Citation: Pratiwi R, Nantasenamat C, Ruankham W, Suwanjang W, Prachayasittikul V, Prachayasittikul S and Phopin K (2021) Mechanisms and Neuroprotective Activities of Stigmasterol Against Oxidative Stress-Induced Neuronal Cell Death via Sirtuin Family. Front. Nutr. 8:648995. doi: 10.3389/fnut.2021.648995
Received: 03 January 2021; Accepted: 30 March 2021;
Published: 12 May 2021.
Edited by:Ali Imran, Government College University Faisalabad, Pakistan

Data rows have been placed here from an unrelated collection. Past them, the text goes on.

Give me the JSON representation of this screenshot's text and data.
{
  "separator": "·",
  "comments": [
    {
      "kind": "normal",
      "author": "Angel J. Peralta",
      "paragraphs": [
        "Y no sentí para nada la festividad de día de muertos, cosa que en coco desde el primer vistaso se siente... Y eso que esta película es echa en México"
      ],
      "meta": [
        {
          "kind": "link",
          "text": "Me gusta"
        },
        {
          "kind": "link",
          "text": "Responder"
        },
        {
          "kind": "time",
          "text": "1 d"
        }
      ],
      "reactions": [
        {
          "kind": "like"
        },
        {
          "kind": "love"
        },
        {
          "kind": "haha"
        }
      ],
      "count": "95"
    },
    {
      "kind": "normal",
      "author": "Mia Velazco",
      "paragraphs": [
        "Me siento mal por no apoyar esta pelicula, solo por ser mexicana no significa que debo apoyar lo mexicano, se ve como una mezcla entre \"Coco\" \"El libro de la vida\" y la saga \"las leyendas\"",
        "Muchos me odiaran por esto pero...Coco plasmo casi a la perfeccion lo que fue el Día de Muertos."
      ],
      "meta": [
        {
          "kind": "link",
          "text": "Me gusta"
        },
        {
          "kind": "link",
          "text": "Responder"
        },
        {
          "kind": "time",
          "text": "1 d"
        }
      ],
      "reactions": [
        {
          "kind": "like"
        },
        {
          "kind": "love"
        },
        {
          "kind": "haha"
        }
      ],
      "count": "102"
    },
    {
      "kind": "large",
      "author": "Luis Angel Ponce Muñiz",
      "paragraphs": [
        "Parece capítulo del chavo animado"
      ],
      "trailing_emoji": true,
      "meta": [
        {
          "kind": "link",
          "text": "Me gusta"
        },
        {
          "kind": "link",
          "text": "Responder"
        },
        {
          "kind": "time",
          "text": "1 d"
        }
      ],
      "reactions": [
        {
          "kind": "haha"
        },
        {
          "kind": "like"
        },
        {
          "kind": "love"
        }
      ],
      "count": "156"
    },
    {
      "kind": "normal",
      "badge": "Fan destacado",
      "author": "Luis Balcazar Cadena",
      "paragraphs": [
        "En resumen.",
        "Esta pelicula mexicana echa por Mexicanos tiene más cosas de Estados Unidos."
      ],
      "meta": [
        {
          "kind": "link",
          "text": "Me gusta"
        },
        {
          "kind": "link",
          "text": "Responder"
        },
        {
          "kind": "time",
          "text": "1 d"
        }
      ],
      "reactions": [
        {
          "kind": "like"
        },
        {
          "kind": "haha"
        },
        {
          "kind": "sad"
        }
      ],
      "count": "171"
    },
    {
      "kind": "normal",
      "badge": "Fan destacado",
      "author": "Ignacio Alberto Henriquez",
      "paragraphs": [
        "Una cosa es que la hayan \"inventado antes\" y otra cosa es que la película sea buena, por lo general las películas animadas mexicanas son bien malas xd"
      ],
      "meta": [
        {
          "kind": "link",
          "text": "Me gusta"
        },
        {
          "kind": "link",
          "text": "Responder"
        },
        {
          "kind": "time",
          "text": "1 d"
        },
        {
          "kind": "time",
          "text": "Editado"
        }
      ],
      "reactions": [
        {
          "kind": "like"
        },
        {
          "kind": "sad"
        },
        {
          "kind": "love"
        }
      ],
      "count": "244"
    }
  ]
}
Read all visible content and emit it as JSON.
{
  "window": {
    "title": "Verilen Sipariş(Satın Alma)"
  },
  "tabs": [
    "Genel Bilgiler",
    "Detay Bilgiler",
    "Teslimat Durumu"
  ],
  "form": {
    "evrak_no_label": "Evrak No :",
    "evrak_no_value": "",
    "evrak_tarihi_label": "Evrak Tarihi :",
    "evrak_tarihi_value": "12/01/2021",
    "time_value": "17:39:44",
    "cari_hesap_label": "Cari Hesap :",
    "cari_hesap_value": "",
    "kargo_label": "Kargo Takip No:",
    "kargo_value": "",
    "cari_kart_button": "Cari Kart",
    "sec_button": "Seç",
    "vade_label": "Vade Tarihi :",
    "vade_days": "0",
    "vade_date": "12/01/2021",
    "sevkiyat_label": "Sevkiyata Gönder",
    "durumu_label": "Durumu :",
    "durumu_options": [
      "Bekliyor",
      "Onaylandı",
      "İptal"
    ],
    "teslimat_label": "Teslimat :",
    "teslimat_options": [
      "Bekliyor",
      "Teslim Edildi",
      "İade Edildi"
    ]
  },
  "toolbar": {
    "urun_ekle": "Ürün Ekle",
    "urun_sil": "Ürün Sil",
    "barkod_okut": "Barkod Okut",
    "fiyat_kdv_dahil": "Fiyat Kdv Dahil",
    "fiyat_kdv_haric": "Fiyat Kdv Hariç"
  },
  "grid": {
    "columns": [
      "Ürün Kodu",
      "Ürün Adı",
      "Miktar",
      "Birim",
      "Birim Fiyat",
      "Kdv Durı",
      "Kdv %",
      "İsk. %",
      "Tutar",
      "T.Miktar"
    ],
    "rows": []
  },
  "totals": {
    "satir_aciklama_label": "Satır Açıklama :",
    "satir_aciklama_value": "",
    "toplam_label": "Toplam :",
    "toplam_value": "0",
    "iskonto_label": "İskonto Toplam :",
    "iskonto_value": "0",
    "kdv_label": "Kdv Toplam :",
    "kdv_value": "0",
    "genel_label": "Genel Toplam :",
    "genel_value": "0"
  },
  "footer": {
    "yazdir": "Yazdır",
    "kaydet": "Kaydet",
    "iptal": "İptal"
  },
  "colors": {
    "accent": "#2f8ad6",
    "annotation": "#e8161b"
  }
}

Reviewed by:Guoyuan Qi, University of Arizona, United States
Amanda N. Carey, Simmons University, United States
Copyright © 2021 Pratiwi, Nantasenamat, Ruankham, Suwanjang, Prachayasittikul, Prachayasittikul and Phopin. This is an open-access article distributed under the terms of the Creative Commons Attribution License (CC BY). The use, distribution or reproduction in other forums is permitted, provided the original author(s) and the copyright owner(s) are credited and that the original publication in this journal is cited, in accordance with accepted academic practice. No use, distribution or reproduction is permitted which does not comply with these terms.
*Correspondence: Kamonrat Phopin, firstname.lastname@example.org
†ORCID: Reny Pratiwi orcid.org/0000-0003-0210-1086
Chanin Nantasenamat orcid.org/0000-0003-1040-663X
Waralee Ruankham orcid.org/0000-0003-2100-3780
Wilasinee Suwanjang orcid.org/0000-0002-9515-3012
Virapong Prachayasittikul orcid.org/0000-0001-7942-1083
Supaluk Prachayasittikul orcid.org/0000-0002-5395-396X
Kamonrat Phopin orcid.org/0000-0002-5569-1860